About this task: Collect every line below that contains the word "casa".

Records shown:
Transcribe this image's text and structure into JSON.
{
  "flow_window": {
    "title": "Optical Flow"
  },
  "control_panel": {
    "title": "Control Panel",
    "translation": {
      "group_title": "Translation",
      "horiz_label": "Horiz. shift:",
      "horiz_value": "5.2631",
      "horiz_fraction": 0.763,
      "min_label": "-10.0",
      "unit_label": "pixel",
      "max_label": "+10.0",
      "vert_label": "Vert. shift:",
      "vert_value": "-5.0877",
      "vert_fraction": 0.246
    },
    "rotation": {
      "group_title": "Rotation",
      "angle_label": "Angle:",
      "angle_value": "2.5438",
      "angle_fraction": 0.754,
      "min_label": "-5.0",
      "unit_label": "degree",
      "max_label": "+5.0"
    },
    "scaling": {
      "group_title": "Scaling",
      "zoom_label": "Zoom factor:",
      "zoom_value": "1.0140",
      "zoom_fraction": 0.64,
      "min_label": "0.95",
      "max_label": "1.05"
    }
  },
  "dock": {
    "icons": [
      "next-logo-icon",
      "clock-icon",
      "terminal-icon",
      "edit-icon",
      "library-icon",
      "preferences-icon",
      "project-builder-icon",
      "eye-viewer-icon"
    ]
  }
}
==
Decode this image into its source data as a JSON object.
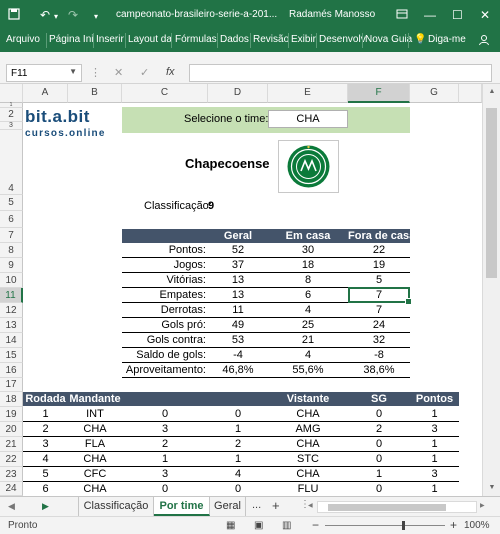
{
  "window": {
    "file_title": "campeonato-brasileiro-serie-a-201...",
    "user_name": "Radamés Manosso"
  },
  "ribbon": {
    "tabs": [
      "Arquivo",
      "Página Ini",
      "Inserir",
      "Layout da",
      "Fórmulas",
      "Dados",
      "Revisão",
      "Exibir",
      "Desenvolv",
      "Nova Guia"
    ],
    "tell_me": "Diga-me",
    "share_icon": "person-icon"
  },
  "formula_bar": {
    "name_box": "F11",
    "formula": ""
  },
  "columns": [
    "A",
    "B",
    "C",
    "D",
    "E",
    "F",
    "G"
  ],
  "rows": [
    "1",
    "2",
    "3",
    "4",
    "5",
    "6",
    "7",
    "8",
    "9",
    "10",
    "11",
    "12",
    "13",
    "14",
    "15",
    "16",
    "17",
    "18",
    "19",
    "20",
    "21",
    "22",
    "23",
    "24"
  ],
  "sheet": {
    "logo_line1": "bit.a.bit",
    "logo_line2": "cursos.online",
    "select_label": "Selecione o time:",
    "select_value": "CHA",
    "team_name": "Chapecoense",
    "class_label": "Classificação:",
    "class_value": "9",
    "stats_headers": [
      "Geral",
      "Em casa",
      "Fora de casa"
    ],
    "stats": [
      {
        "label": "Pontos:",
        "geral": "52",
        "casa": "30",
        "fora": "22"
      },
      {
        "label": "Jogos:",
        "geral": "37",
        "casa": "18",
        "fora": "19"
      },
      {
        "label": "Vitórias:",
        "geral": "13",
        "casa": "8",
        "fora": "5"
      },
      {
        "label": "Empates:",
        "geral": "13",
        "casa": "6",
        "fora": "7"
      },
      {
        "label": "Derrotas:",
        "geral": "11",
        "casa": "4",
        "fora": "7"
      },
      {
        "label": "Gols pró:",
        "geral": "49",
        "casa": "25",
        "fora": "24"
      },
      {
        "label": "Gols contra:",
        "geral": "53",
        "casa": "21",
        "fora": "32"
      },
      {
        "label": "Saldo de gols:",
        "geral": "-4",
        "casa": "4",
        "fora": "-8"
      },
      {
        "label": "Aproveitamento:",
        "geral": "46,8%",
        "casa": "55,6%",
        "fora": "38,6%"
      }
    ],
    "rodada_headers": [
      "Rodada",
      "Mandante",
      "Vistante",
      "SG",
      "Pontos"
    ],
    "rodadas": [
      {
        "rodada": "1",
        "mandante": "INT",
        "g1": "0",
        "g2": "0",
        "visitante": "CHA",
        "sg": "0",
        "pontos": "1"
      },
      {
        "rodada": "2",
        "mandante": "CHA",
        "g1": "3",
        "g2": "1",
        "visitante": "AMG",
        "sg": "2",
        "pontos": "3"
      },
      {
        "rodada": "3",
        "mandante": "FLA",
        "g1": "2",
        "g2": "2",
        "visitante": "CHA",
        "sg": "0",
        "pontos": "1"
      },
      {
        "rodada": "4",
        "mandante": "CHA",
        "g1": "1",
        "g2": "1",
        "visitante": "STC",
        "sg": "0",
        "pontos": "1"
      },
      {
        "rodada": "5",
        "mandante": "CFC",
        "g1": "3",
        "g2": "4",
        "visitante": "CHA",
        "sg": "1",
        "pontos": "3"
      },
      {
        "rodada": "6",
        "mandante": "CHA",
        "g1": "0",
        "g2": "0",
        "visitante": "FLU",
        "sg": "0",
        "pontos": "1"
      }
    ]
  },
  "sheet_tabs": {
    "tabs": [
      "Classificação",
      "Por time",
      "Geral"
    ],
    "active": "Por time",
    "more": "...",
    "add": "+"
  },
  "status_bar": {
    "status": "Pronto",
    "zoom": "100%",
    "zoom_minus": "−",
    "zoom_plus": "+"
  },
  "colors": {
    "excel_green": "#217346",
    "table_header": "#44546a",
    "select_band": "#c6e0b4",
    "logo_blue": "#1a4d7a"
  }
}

Answer to this problem:
      "Em casa",
      "Fora de casa"
        "casa": "30",
        "casa": "18",
        "casa": "8",
        "casa": "6",
        "casa": "4",
        "casa": "25",
        "casa": "21",
        "casa": "4",
        "casa": "55,6%",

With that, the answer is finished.